▶ [AIM OF THE EXERCISE]
Print each of the records below, leaving every word as it is.

____________

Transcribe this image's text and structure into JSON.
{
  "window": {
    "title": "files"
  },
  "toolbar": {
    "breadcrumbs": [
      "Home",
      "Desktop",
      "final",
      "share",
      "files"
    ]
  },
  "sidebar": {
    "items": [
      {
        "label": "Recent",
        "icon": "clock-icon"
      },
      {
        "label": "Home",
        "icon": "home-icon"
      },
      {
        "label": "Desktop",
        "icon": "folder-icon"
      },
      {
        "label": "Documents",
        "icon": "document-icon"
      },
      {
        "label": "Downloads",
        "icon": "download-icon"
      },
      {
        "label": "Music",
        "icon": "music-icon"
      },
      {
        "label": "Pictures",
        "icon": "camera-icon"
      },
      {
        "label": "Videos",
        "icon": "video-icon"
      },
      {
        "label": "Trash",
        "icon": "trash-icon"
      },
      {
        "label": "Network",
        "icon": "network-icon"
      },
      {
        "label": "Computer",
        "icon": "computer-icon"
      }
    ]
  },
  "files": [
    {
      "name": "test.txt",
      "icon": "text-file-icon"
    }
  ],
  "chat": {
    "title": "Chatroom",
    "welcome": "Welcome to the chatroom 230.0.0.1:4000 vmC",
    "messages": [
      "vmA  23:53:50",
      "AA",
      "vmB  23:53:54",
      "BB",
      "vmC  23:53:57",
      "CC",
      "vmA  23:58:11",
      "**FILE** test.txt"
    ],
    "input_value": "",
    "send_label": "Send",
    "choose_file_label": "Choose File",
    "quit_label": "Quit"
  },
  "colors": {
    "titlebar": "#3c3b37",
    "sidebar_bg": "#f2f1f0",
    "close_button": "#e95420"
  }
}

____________

▶ [FINISHED EXERCISE]
Transcribe this image's text and structure into JSON.
{
  "window": {
    "title": "files"
  },
  "toolbar": {
    "breadcrumbs": [
      "Home",
      "Desktop",
      "final",
      "share",
      "files"
    ]
  },
  "sidebar": {
    "items": [
      {
        "label": "Recent",
        "icon": "clock-icon"
      },
      {
        "label": "Home",
        "icon": "home-icon"
      },
      {
        "label": "Desktop",
        "icon": "folder-icon"
      },
      {
        "label": "Documents",
        "icon": "document-icon"
      },
      {
        "label": "Downloads",
        "icon": "download-icon"
      },
      {
        "label": "Music",
        "icon": "music-icon"
      },
      {
        "label": "Pictures",
        "icon": "camera-icon"
      },
      {
        "label": "Videos",
        "icon": "video-icon"
      },
      {
        "label": "Trash",
        "icon": "trash-icon"
      },
      {
        "label": "Network",
        "icon": "network-icon"
      },
      {
        "label": "Computer",
        "icon": "computer-icon"
      }
    ]
  },
  "files": [
    {
      "name": "test.txt",
      "icon": "text-file-icon"
    }
  ],
  "chat": {
    "title": "Chatroom",
    "welcome": "Welcome to the chatroom 230.0.0.1:4000 vmC",
    "messages": [
      "vmA  23:53:50",
      "AA",
      "vmB  23:53:54",
      "BB",
      "vmC  23:53:57",
      "CC",
      "vmA  23:58:11",
      "**FILE** test.txt"
    ],
    "input_value": "",
    "send_label": "Send",
    "choose_file_label": "Choose File",
    "quit_label": "Quit"
  },
  "colors": {
    "titlebar": "#3c3b37",
    "sidebar_bg": "#f2f1f0",
    "close_button": "#e95420"
  }
}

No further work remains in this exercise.